India is the world’s largest importer of palm oil, buying over 9 million tonnes annually, or nearly two-thirds of its total edible oil imports. Most of the palm oil supply is imported from producing countries such Indonesia, Malaysia, Colombia and Thailand. In 2020, the import value of palm oil reached USD 5.12 billion.
To counter India’s reliance on other palm oil producing countries and to address the issue of non-employment among the vast Indian population, the Indian government launched the National Mission on Edible Oils – Oil Palm (NMEO-OP) in August 2021. This new palm oil initiative aims to boost India’s self-sufficiency in edible oils and help increase farm incomes.
Incentivising palm oil production will not only reduce the country’s dependence on imports but also help farmers benefit financially from the growth and expansion of the market. Increasing the domestic production of palm oil is exciting ground for businesses and other stakeholders, presenting an important opportunity to position India as a key country for the sustainable production of palm oil.
Championing sustainability in India
With the Indian government's announcement of more than 1.4 billion USD to promote oil palm cultivation in the country under the NMEO-OP, the area under oil palm cultivation is projected to increase by more than three folds to a million hectares, and the production of crude palm oil to 1.125 million tonnes by 2025-26. Under the new scheme, oil palm is offered as an alternative to low yield crops such as sugarcane and paddy, with expansion focused on areas where it can be a rain-fed crop.
“Since 2018, we have been working with our members like WWF-India and specifically the ones buying Fresh Fruit Bunches from oil palm farmers in Andhra Pradesh, like Godrej and Navabharat, to build more capacity for the production of certified sustainable palm oil,” said Kamal Prakash, RSPO Global Deputy Director, Market Transformation and Country Head – India. “Our focus is to create the enabling environment, capacity, market access and networks in India to make sure that wherever palm oil is produced, it is done sustainably.”
In 2018, the ‘Sustainable Palm Oil Coalition for India’ (I-SPOC) was formed by RSPO, Centre for Responsible Business (CRB), Rainforest Alliance, and WWF-India. Today over 150 RSPO members operate in India and 72 of them are Indian companies with more than 100 RSPO supply chain certified facilities or licenses.
Currently, training and capacity building work is being carried out in the state of Andhra Pradesh, which is foreseen to help support Indian oil palm farmers to adopt best farming practices and increase their yields and income. Since 2020, RSPO and WWF-India have been working together to train about 400 Indian oil palm farmers and several palm oil mills in Andhra Pradesh, the leading producer of India’s domestic palm oil market, under the RSPO Independent Smallholder Standard.
Challenges and opportunities
India’s advancement towards sustainable palm oil production is not free from challenges, including a lack of awareness regarding sustainable palm oil among different supply chain actors and the need for increased capacity building and training, in order to move towards sustainable palm oil production. Accelerating the domestic production of palm oil in India must also be coupled with an adherence to sustainability principles in order to mitigate any potential harmful effects on the environment. To tackle these challenges, building multi-stakeholder collaboration and consensus is key.

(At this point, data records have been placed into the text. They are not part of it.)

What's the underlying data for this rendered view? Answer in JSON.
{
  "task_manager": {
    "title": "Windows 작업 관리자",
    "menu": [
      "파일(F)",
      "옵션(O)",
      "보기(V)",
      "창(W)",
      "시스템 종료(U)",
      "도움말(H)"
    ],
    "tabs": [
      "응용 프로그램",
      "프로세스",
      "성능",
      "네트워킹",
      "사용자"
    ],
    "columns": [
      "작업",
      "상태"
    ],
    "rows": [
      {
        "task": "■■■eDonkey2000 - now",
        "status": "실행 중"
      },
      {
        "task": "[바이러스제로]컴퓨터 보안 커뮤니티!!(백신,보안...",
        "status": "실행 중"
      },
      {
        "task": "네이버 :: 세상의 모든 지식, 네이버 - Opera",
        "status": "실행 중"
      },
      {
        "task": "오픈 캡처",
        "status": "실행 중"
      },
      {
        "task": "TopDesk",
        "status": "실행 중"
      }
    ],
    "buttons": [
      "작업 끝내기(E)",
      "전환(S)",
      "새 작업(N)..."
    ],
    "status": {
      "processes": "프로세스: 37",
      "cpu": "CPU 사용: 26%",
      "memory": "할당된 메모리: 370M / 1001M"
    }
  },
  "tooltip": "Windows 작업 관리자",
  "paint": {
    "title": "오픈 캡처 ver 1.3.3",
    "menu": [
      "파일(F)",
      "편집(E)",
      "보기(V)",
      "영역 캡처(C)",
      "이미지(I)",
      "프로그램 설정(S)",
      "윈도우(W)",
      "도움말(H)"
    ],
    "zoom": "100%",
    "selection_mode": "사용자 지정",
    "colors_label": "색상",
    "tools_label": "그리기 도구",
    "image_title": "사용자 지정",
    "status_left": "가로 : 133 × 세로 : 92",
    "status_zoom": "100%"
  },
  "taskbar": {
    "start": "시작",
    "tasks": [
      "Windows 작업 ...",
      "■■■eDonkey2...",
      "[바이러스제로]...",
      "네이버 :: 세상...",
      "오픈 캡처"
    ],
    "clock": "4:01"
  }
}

Against this backdrop, the India Sustainable Palm Oil Dialogue 2021, held in October 2021 by CRB, the India and Sustainability Standards (ISS) and RSPO, underscored how businesses can be a catalyst for sustainable growth and socioeconomic development for communities and environmental preservation. Several Indian businesses have already demonstrated how they can make profits without exploiting communities, forests, and the planet.
One such enterprise is Navabharat Limited (NBL), an edible oil processor based in Andhra Pradesh and the first private company to breed oil palm seeds, which is currently working with RSPO to get its plantation certified. “With the support of RSPO India, NBL conducted a farmer training programme held at Gopalapuram Mandal, with approximately 60 farmers. Once this is completed, NBL will be the first company to be certified as sustainably producing palm oil in India,” said V N Srinivas Prasad, CEO and Director of NBL.

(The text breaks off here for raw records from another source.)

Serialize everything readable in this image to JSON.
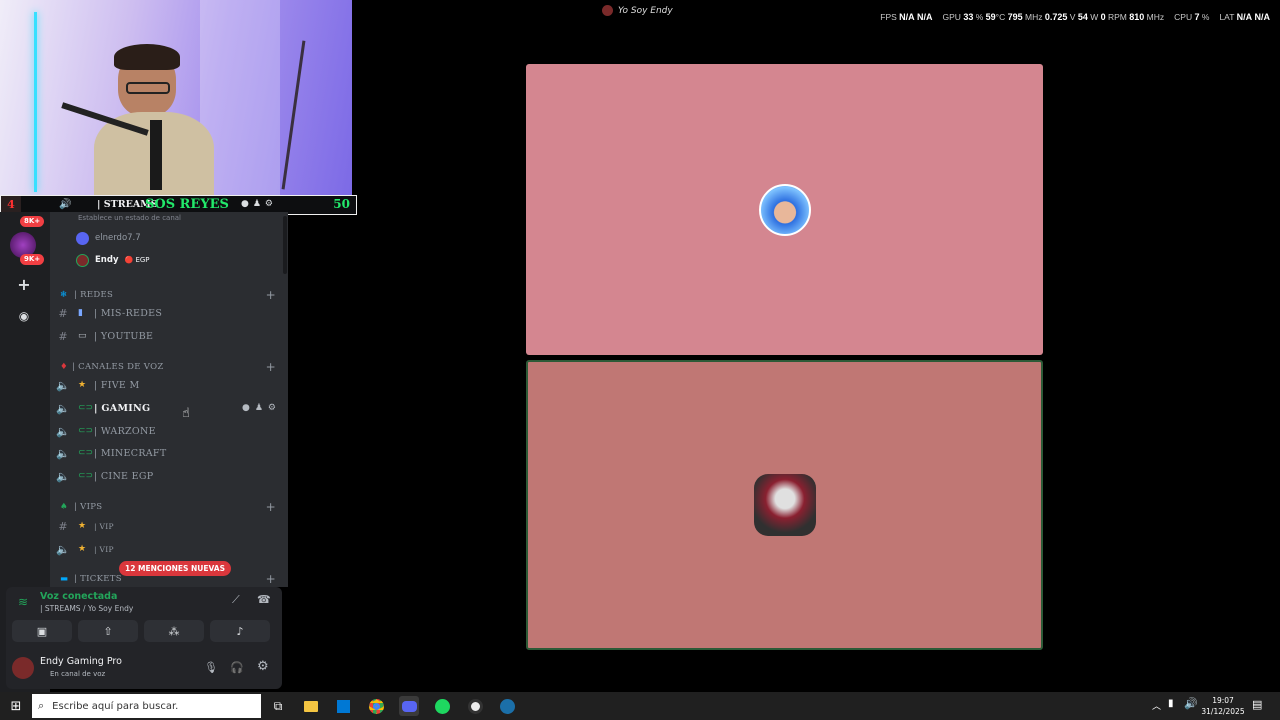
{
  "top_overlay": {
    "window_title": "Yo Soy Endy",
    "osd": {
      "fps_label": "FPS",
      "fps_value1": "N/A",
      "fps_value2": "N/A",
      "gpu_label": "GPU",
      "gpu_load": "33",
      "gpu_load_unit": "%",
      "gpu_temp": "59",
      "gpu_temp_unit": "°C",
      "gpu_clock": "795",
      "gpu_clock_unit": "MHz",
      "gpu_voltage": "0.725",
      "gpu_voltage_unit": "V",
      "gpu_power": "54",
      "gpu_power_unit": "W",
      "fan": "0",
      "fan_unit": "RPM",
      "mem_clock": "810",
      "mem_clock_unit": "MHz",
      "cpu_label": "CPU",
      "cpu_load": "7",
      "cpu_load_unit": "%",
      "lat_label": "LAT",
      "lat_value1": "N/A",
      "lat_value2": "N/A"
    }
  },
  "stream_bar": {
    "left_count": "4",
    "channel_label": "| STREAMS",
    "title": "SOS REYES",
    "right_count": "50"
  },
  "server_rail": {
    "badge1": "8K+",
    "badge2": "9K+"
  },
  "channel_list": {
    "status_hint": "Establece un estado de canal",
    "voice_users": [
      {
        "name": "elnerdo7.7"
      },
      {
        "name": "Endy",
        "tag": "EGP"
      }
    ],
    "categories": {
      "redes": "| REDES",
      "canales_de_voz": "| CANALES DE VOZ",
      "vips": "| VIPS",
      "tickets": "| TICKETS"
    },
    "channels": {
      "mis_redes": "| MIS-REDES",
      "youtube": "| YOUTUBE",
      "five_m": "| FIVE M",
      "gaming": "| GAMING",
      "warzone": "| WARZONE",
      "minecraft": "| MINECRAFT",
      "cine_egp": "| CINE EGP",
      "vip1": "| VIP",
      "vip2": "| VIP"
    },
    "mentions_pill": "12 MENCIONES NUEVAS"
  },
  "voice_panel": {
    "status": "Voz conectada",
    "channel": "| STREAMS / Yo Soy Endy"
  },
  "user_panel": {
    "name": "Endy Gaming Pro",
    "status": "En canal de voz"
  },
  "taskbar": {
    "search_placeholder": "Escribe aquí para buscar.",
    "time": "19:07",
    "date": "31/12/2025"
  },
  "colors": {
    "tile_top": "#d48690",
    "tile_bottom": "#c07774",
    "voice_green": "#23a55a",
    "mention_red": "#da373c"
  }
}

“The integration of sustainability principles in the domestic production initiative will help Indian companies demonstrate their stewardship nationally and globally,” said Rijit Sengupta, CEO Centre for Responsible Business, representing the I-SPOC Secretariat.
Looking ahead, green growth and self-reliance in India can become reality by adopting the shared responsibility approach — a concept strongly promoted by RSPO which encourages various stakeholder groups, including businesses, government, consumers, and civil society, to each commit to making sustainable palm oil the norm.
“We are keen to work with the central government and state governments as well as other relevant stakeholders and use our networks and resources for India to become self-reliant for edible oils in a sustainable manner,” added Prakash.